Structured vs Unstructured Hypertexts

One of the questions I am often asked about Every Page is Page One is whether it simply means write articles instead of books. But while articles are certainly much closer to the EPPO model than books, there is something more to EPPO than simply writing articles. EPPO is also about the relationships between articles/topics/pages (or whatever else we decide to call them).

A single article is seldom¬†sufficient to cover a large subject. You often need to create a much larger content set, consisting of many articles/topics/pages, to cover a subject adequately and to meet your audience’s varied needs. In the age of the Web, however, in the age of Google and information foraging, a linear or hierarchical organization of content is no longer adequate, and does not match how modern readers approach content. We need another way to approach the organization of content — one I have termed bottom-up information architecture. read more

The Key to Organizing Web Content is Stickiness

Sticky bun.

The stickiest content rises to the top. Image courtesy of Maggie Smith /

The most important thing you can do to organize your Web content so that people can find it is to make it sticky. Making it sticky is more important than categorizing it or placing it in a hierarchy or taxonomy.

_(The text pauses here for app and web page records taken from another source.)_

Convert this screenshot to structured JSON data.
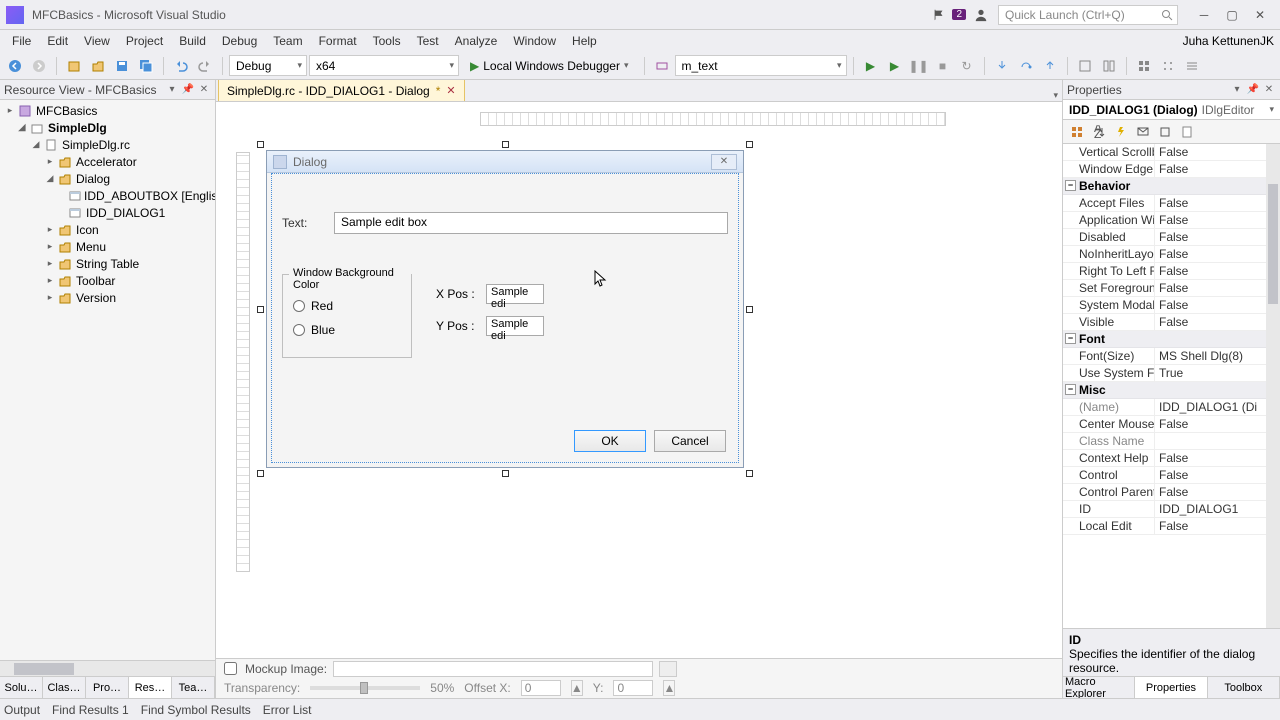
{
  "titlebar": {
    "title": "MFCBasics - Microsoft Visual Studio",
    "notification_count": "2",
    "quick_launch_placeholder": "Quick Launch (Ctrl+Q)",
    "user_name": "Juha Kettunen",
    "user_initials": "JK"
  },
  "menu": [
    "File",
    "Edit",
    "View",
    "Project",
    "Build",
    "Debug",
    "Team",
    "Format",
    "Tools",
    "Test",
    "Analyze",
    "Window",
    "Help"
  ],
  "toolbar": {
    "config": "Debug",
    "platform": "x64",
    "debugger": "Local Windows Debugger",
    "member": "m_text"
  },
  "left_panel": {
    "header": "Resource View - MFCBasics",
    "tree": {
      "root": "MFCBasics",
      "project": "SimpleDlg",
      "rc": "SimpleDlg.rc",
      "folders": [
        {
          "name": "Accelerator",
          "expanded": false
        },
        {
          "name": "Dialog",
          "expanded": true,
          "items": [
            "IDD_ABOUTBOX [English]",
            "IDD_DIALOG1"
          ]
        },
        {
          "name": "Icon",
          "expanded": false
        },
        {
          "name": "Menu",
          "expanded": false
        },
        {
          "name": "String Table",
          "expanded": false
        },
        {
          "name": "Toolbar",
          "expanded": false
        },
        {
          "name": "Version",
          "expanded": false
        }
      ]
    },
    "tabs": [
      "Solu…",
      "Clas…",
      "Pro…",
      "Res…",
      "Tea…"
    ],
    "active_tab": 3
  },
  "doc_tab": {
    "label": "SimpleDlg.rc - IDD_DIALOG1 - Dialog",
    "modified": "*"
  },
  "dialog": {
    "title": "Dialog",
    "text_label": "Text:",
    "text_value": "Sample edit box",
    "group_title": "Window Background Color",
    "radio_red": "Red",
    "radio_blue": "Blue",
    "xpos_label": "X Pos :",
    "ypos_label": "Y Pos :",
    "xpos_value": "Sample edi",
    "ypos_value": "Sample edi",
    "ok": "OK",
    "cancel": "Cancel"
  },
  "mockup": {
    "label": "Mockup Image:",
    "trans_label": "Transparency:",
    "trans_value": "50%",
    "offx_label": "Offset X:",
    "offx_value": "0",
    "offy_label": "Y:",
    "offy_value": "0"
  },
  "properties": {
    "header": "Properties",
    "selector_name": "IDD_DIALOG1 (Dialog)",
    "selector_type": "IDlgEditor",
    "rows_pre": [
      {
        "n": "Vertical Scrollba",
        "v": "False"
      },
      {
        "n": "Window Edge",
        "v": "False"
      }
    ],
    "cat_behavior": "Behavior",
    "rows_behavior": [
      {
        "n": "Accept Files",
        "v": "False"
      },
      {
        "n": "Application Win",
        "v": "False"
      },
      {
        "n": "Disabled",
        "v": "False"
      },
      {
        "n": "NoInheritLayou",
        "v": "False"
      },
      {
        "n": "Right To Left Re",
        "v": "False"
      },
      {
        "n": "Set Foreground",
        "v": "False"
      },
      {
        "n": "System Modal",
        "v": "False"
      },
      {
        "n": "Visible",
        "v": "False"
      }
    ],
    "cat_font": "Font",
    "rows_font": [
      {
        "n": "Font(Size)",
        "v": "MS Shell Dlg(8)"
      },
      {
        "n": "Use System Fon",
        "v": "True"
      }
    ],
    "cat_misc": "Misc",
    "rows_misc": [
      {
        "n": "(Name)",
        "v": "IDD_DIALOG1 (Di",
        "dim": true
      },
      {
        "n": "Center Mouse",
        "v": "False"
      },
      {
        "n": "Class Name",
        "v": "",
        "dim": true
      },
      {
        "n": "Context Help",
        "v": "False"
      },
      {
        "n": "Control",
        "v": "False"
      },
      {
        "n": "Control Parent",
        "v": "False"
      },
      {
        "n": "ID",
        "v": "IDD_DIALOG1"
      },
      {
        "n": "Local Edit",
        "v": "False"
      }
    ],
    "desc_name": "ID",
    "desc_text": "Specifies the identifier of the dialog resource.",
    "tabs": [
      "Macro Explorer",
      "Properties",
      "Toolbox"
    ],
    "active_tab": 1
  },
  "bottom_tabs": [
    "Output",
    "Find Results 1",
    "Find Symbol Results",
    "Error List"
  ]
}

It is even more important than linking your content set effectively. In fact, if you don’t make it sticky, neither of those other things are likely to matter much.

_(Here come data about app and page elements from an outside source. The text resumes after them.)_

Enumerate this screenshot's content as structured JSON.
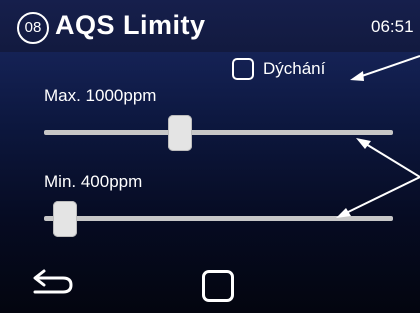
{
  "header": {
    "screen_number": "08",
    "title": "AQS Limity",
    "time": "06:51"
  },
  "breathing": {
    "label": "Dýchání",
    "checked": false
  },
  "max_slider": {
    "label": "Max. 1000ppm",
    "position_fraction": 0.39
  },
  "min_slider": {
    "label": "Min. 400ppm",
    "position_fraction": 0.06
  },
  "footer": {
    "back_icon": "back-arrow-icon",
    "home_icon": "square-button-icon"
  },
  "colors": {
    "background_top": "#1b2a66",
    "background_bottom": "#03050f",
    "text": "#ffffff",
    "slider_track": "#c7c7c7",
    "slider_thumb": "#e4e4e4"
  }
}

It is easy to think of the Web as simply a vast ocean of content. But if it were that, it would not work at all. What the Web actually is is a vast index of content. It is not a fixed index, like in a book, but a complex, dynamic, volatile, multi-stream index. For purposes of findability, how your content is organized on the Web comes down to how it appears in that index. And while you can definitely contribute to how it is indexed in small ways, its indexing is largely controlled by others. The Web organizes itself communally. read more